Embroidery as a Source of Palestinian Identity

Among the many turmoil and tragedy of current Palestinian existence, the beauty of Palestinian embroidery is sort of a ray of light that brings a smile to most individuals’s faces. Whether or not one resides in Palestine or wherever else across the globe, it’s a supply of nice delight and pleasure that one incorporates into one’s life, whether as pillows and wall hangings to decorate a home, a traditional dress to wear at particular parties, a chic night jacket, or a priceless present to provide a friend. As old workshops and young designers find new ways to introduce Palestinian embroidery into elegant trendy wear, the survival of this valuable heritage is perpetuated and strengthened.

Though some particular person options of Palestinian costume and embroidery are shared with features of textile arts of neighboring Arab international locations, the Palestinian model has its particular uniqueness that’s easily recognized by textile art fans everywhere in the world. Most books on worldwide embroidery present Palestinian traditional costume and embroidery because the prime example of Center Eastern embroidery, affirming its worldwide fame.

How did this art type develop? Really, a study of the development of the traditional Palestinian costume by way of the ages proves that this traditional costume comprises historical data that paperwork centuries of textile-art development within the region, an artwork kind that has by some means amazingly survived to this day. Whether one research the traditional traditional simple cut of the thobe, the history of the headdresses and accessories, the wonderful variety of types of embroidery, the types of stitches, or the traditional origins of its patterns and motifs, one is deeply impressed with the historical richness of this legacy that dates back 1000’s of years, and which affirms the antiquity of Palestinian existence and roots, and the survival of its historic heritage.
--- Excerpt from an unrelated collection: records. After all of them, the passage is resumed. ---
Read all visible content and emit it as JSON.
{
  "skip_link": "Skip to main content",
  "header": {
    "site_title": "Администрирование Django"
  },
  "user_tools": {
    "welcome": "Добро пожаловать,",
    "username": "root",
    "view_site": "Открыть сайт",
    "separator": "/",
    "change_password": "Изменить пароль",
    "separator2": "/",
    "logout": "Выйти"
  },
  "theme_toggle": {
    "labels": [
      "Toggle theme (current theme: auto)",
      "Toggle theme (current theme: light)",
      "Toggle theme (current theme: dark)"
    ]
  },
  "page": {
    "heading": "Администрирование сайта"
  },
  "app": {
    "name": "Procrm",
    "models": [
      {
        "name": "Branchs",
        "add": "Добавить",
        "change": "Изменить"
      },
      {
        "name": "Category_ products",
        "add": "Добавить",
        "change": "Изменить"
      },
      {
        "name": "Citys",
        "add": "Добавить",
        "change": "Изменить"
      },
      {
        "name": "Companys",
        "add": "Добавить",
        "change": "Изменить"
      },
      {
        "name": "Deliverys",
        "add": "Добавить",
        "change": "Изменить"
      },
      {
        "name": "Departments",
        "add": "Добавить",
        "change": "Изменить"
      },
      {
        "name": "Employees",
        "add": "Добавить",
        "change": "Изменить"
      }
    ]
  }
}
The great thing about the Palestinian costume fashion had its affect on Europeans starting from no less than the tenth to twelfth centuries AD, in the course of the Crusades. Arab styles had been copied in Europe, as documented by several European historians. The robust trade between the Arab world and Europe in the course of the thirteenth to the sixteenth centuries AD, during the European Renaissance, was one other instance of the spread of Arab textiles and embroidery to Europe. This resulted in Arab embroidery patterns being copied into European pattern books starting in 1523 in Germany, utilizing the newly discovered printing press, and spreading rapidly via translated versions to Italy, France, and England. Ranging from the eighteenth century, Europeans touring the Center East described the fantastic thing about Palestinian costume and embroidery, and took embroideries back residence as souvenirs, considering them non secular artifacts from the Holy Land. In his book History of People Cross Sew (1964), the historian Heinz Kiewe presents a chapter on “Ancient cross stitch symbols from the Holy Land,” in which he confirms his “perception within the frequent, Palestinian supply of these designs” utilized in European people embroideries, because the patterns utilized in Palestinian traditional dresses were considered of spiritual significance and copied into European people embroidery over the past a number of centuries for that reason. He mentions, for example, basic Palestinian patterns such because the eight-pointed star and reesh(feathers), whose acquired European names turned Holy Star of Bethlehem and Holy Keys of Jerusalem. Kiewe also mentions the transfer of Palestinian traditional dress embroidery patterns to Europe by St. Francis of Assisi and their use in church embroideries, which had been recopied in the nineteenth century by the embroidery workshops of Assisi, whose embroidery fashion turned well-known all through Europe. In the early-nineteenth century, several European missionary groups collected Palestinian costumes and embroideries for display in Europe, often for church exhibits. These collections ultimately found their means into essential European museums and signify a number of the oldest extant items of Palestinian embroidery.